■ **What to work on**
Go through the entries below. Copy each line in which "content" appears.

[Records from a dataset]
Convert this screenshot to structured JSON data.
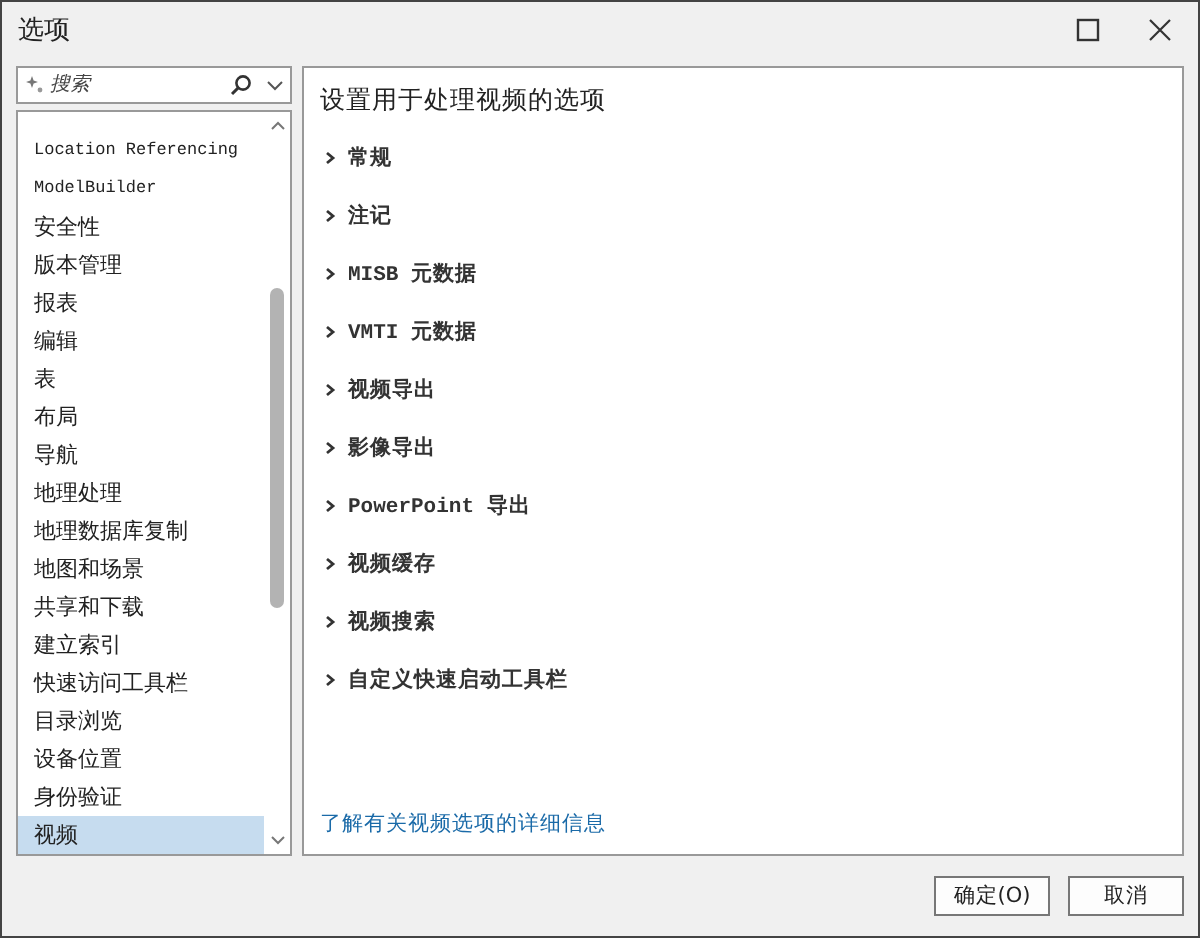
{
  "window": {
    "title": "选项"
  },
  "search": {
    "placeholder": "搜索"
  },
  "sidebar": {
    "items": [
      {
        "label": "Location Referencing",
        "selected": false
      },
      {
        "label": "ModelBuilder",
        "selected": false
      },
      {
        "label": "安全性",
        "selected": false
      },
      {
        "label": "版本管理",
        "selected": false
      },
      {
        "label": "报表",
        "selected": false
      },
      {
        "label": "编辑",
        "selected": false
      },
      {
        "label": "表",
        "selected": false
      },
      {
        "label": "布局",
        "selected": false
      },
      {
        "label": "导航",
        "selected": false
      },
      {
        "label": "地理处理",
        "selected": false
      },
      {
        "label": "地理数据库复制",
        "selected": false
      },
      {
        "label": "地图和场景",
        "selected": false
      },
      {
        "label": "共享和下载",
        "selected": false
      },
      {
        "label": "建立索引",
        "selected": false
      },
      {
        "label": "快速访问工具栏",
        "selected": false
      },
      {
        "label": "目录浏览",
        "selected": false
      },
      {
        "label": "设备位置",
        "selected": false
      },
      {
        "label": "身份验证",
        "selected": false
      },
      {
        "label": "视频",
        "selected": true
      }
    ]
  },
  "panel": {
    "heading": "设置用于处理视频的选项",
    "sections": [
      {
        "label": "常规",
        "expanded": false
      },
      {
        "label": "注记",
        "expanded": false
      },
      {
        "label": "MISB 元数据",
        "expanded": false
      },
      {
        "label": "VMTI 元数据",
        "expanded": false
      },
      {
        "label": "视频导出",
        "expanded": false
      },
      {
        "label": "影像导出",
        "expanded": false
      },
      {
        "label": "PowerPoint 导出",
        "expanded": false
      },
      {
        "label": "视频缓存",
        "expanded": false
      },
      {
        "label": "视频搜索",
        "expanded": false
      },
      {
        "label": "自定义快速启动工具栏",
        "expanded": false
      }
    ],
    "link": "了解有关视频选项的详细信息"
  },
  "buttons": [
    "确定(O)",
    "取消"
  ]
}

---

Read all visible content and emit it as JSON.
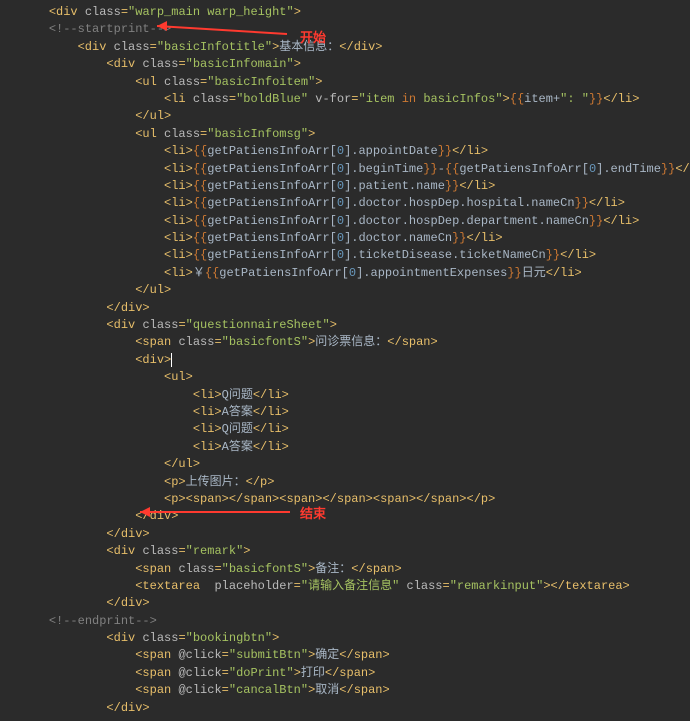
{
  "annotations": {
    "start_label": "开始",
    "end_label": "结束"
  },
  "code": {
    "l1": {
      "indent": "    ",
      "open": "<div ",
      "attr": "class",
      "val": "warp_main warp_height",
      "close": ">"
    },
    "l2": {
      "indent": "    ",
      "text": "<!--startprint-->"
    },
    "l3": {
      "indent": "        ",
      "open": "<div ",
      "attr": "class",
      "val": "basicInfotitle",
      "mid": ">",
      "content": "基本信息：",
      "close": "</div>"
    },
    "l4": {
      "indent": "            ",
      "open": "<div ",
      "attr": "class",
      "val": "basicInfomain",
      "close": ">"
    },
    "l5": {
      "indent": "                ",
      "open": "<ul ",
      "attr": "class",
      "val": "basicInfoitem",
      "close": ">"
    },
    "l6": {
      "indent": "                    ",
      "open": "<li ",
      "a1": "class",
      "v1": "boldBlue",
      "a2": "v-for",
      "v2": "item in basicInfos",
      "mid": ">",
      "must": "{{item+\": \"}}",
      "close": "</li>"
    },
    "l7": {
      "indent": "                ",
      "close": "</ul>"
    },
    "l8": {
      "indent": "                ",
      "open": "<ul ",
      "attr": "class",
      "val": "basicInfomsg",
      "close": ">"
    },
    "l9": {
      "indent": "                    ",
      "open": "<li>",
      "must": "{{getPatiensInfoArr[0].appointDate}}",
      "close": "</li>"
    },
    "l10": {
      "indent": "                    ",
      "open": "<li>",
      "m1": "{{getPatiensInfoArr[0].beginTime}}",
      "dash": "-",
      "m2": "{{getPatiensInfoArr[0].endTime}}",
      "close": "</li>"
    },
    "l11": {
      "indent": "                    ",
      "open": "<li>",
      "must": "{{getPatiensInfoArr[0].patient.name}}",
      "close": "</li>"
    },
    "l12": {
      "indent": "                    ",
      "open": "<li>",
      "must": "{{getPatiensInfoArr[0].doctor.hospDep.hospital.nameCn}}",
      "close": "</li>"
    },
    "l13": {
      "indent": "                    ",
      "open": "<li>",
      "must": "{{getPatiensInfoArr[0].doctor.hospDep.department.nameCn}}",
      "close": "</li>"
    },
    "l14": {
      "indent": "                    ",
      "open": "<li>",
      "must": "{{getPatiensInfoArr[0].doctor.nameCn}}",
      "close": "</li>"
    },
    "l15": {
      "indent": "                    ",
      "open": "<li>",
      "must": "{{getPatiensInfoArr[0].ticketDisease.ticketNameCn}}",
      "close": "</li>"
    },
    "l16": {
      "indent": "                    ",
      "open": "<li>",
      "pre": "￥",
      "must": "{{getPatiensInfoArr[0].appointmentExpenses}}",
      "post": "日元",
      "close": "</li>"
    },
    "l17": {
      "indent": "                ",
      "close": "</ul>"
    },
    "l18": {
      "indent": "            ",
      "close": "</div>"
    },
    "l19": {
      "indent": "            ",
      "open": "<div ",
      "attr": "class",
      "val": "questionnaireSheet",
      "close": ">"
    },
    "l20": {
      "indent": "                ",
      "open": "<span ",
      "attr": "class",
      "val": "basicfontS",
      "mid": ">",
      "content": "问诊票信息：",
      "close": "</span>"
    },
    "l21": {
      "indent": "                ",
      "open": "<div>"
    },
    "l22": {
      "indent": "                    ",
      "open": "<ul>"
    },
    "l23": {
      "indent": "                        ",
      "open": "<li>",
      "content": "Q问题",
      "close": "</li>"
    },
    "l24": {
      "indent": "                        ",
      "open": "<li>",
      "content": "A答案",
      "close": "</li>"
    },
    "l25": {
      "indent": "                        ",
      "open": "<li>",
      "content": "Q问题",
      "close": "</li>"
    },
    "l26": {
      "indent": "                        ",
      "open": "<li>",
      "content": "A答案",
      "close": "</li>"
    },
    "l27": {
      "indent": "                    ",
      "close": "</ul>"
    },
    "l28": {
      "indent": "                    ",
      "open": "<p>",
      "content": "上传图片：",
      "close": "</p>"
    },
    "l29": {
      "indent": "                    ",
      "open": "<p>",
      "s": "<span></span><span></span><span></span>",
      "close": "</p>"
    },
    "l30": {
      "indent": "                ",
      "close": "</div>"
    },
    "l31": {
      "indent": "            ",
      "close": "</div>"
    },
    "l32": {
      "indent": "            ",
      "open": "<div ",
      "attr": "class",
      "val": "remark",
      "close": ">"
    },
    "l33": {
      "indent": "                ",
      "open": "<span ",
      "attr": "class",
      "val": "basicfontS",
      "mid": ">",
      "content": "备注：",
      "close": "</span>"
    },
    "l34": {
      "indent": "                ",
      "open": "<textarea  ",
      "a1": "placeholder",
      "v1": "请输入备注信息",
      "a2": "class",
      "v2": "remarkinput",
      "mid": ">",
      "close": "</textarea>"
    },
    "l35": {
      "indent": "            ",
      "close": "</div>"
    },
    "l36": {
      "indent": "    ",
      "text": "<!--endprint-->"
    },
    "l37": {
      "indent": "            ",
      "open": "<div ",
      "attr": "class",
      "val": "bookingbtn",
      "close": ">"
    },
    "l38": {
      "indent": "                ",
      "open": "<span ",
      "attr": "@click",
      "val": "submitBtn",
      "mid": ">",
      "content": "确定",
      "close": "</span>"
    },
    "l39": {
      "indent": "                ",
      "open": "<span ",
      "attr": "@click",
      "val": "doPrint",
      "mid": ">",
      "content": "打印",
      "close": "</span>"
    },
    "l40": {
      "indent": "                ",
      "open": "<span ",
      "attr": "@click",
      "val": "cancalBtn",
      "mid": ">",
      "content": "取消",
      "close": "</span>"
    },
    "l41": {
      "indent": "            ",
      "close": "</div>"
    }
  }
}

■ **Answer**
Read all visible content and emit it as JSON.
      "content": "基本信息：",
      "content": "问诊票信息：",
      "content": "Q问题",
      "content": "A答案",
      "content": "Q问题",
      "content": "A答案",
      "content": "上传图片：",
      "content": "备注：",
      "content": "确定",
      "content": "打印",
      "content": "取消",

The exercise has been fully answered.